Some came looking like a supermodel.
Others wore apple-bottom jeans, boots with the fur. The whole crowd was looking at her.
She hit the floor, next thing you know, her hand hurts.
The highlight of Tiger Translate came in the form of something called Secret Wars.
It is a live graffiti arts battle created by UK collective Monorex. And the way it works is pretty awesome.
Two teams of two artists get a white canvas each.
Working in front of a live audience, they must completely decorate the canvas with graffiti within a time limit of 90 minutes. When the buzzer rings, the team who gets the loudest cheer from the crowd wins.
Usually the teams would draw something sarcastic or insulting towards the other team, but they pretty much got a free reign on what they wanted to draw.
Due to time restrictions, the teams would not be able to coordinate or plan anything among themselves. The teams were only given black paint, so if they made a mistake, too bad.
Anyway, Team A on the left squared off against Team B on the right.
The crowd was enthusiastic, glueing themselves to the canvas for the whole 90 minutes as if they’re watching a football match between Arsenal and Man United. At the end of 90 minutes, this was the result of Tiger Translate London’s Secret Wars.
Not bad for an impromptu work done only by four people.
Although I personally preferred the cleaner artwork on the left, graffiti is meant to be messy and the crowd rightfully cheered for Team B to win.
I left when the live shows concluded around midnight, although many chose still stayed on and party till dawn (including Dawn who karaoked till morning came).
Tiger Translate was definitely an experince that was different from anything I’ve experienced in the past. I have been to many galleries and art exhibitions, but they’ve always been modern and contemporary, and none of them was as hip and underground as this one was.
Sure, a lot of focus was placed on street art and all the artists have names I had never even heard of before. But wandering through the makeshift gallery of Hearn Street carpark, I can’t help but to feel that there is an undeniable sense that these works, for all their different mediums, approach and styles, are bound by a shared spirit of togetherness.

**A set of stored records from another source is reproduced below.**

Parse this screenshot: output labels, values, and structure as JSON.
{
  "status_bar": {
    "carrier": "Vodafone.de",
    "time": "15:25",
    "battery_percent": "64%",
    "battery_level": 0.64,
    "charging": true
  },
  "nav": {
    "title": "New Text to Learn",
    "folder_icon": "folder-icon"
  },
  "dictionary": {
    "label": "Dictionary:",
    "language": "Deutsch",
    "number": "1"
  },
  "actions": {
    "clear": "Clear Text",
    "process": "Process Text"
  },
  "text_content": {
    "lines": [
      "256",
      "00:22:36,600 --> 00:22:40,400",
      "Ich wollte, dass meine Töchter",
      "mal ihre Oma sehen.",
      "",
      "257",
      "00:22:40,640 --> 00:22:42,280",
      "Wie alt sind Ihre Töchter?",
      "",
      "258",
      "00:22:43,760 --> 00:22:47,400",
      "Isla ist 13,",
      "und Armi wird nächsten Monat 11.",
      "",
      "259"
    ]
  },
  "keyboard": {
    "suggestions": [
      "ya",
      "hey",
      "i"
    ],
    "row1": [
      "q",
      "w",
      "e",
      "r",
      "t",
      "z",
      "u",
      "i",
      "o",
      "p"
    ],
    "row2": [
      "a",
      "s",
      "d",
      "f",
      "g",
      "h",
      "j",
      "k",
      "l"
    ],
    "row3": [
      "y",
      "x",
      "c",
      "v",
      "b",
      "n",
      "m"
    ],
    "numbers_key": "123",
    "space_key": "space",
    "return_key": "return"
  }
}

And that, in a world like today, is unfortunately something we always take for granted.
I’m heading home to Kuching!
Wah! What is with the recent government crackdown and arrests of bloggers?